Production Footage, shot on 16mm film in 1971, documents two kinds of movie cameras and the models of production they imply, both now obsolete since in principle film itself is. But true to its identity, the work is presented here as projected film.

Red Boxing Gloves / Orange Kitchen Gloves was shot in 1980 in Polavision, an instant movie format that the videocassette made obsolete. The work is in the form of a pendant pair, a convention that arose in seventeenth-century Holland. The pendant pair consists of two paintings with subjects that are complements of each other. In the classic case one painting shows a husband and the other his wife.
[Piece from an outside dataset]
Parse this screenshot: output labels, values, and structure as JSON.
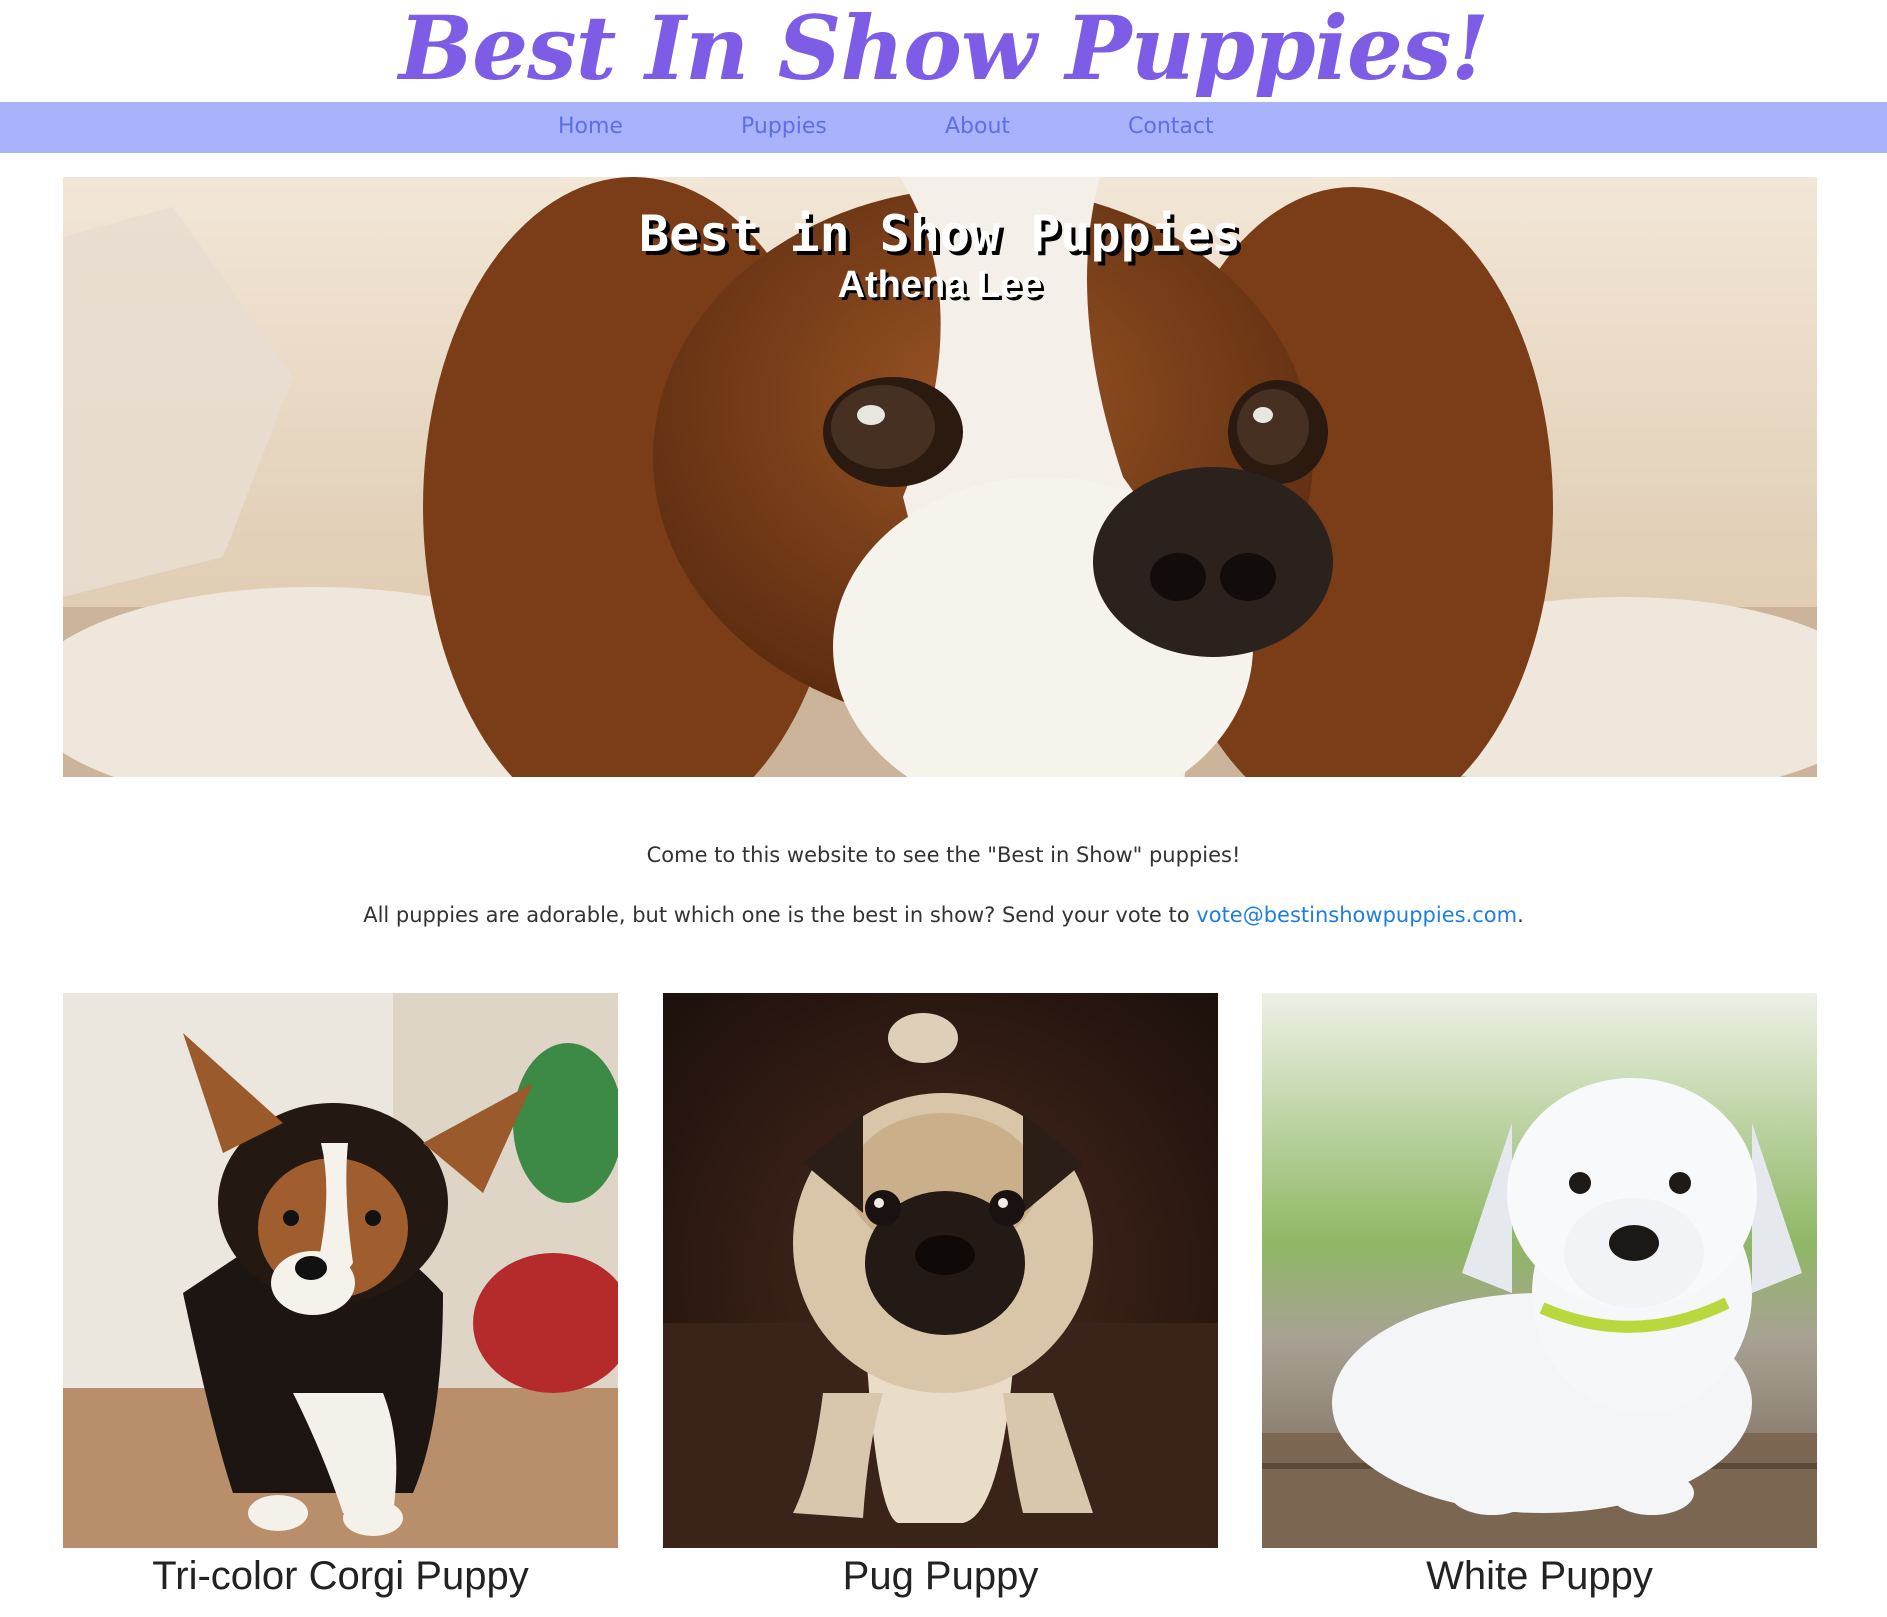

Together the two figures make a larger whole. The two pairs of gloves express this same relation in figurative if conventional terms. A few years ago I transferred the films to DVDs; far simpler to show them in that form than as films.

The photographs of unused boxes of still film from the 1950s, shot recently, express the pathos of how I thought about photography and film those many years ago. Most of the manufacturers have disappeared or have stopped making film. At the time these objects were made they carried the promise of future use. Now, their expiration dates long past, they are useless, at least with respect to their original purpose, their uselessness underlined by the fact that photography on film as an amateur practice is essentially extinct. The photographs were shot on film, a practice still current in commercial photography, but scanned and then printed as archival pigment prints.

Morgan Fisher, October 2014

Morgan Fisher was born in 1942 in Washington, D.C. He studied art history at Harvard College and then film in Los Angeles. He lives and works in Santa Monica, California.

Previous solo exhibitions include: Conversations, Aspen Art Museum, Colorado, USA, 2012; The Frame and Beyond, Generali Foundation, Vienna, Austria, 2012; Films and Paintings and In Between and Nearby, Raven Row, London, 2011; Translations, Museum Abteiberg, Mönchengladbach, Germany, 2011; Portikus Looks at Itself, Portikus, Frankfurt, Germany, 2009; Standard Gauge: Film Works by Morgan Fisher, 1968-2003, Museum of Contemporary Art, MOCA, Los Angeles, California, USA, 2006; Whitney Museum of American Art, New York, USA, 2006; Standard Gauge: The Films of Morgan Fisher, Tate Modern, London, 2005. His work was included in the 2014, 2004 and 1985 Whitney Biennials.

Solo publications include: Morgan Fisher. Conversations, Aspen Art Museum, Aspen, 2014; Morgan Fisher: Exterior and Interior Color Beauty, Bortolami Gallery, New York, 2013; Morgan Fisher. Two Exhibitions / Writings, Generali Foundation, Vienna, Museum Abteiberg, Monchengladbach and Verlag der Buchhandlung Walther König, Cologne, 2012; Films and Paintings and In Between and Nearby, Raven Row, London, 2011.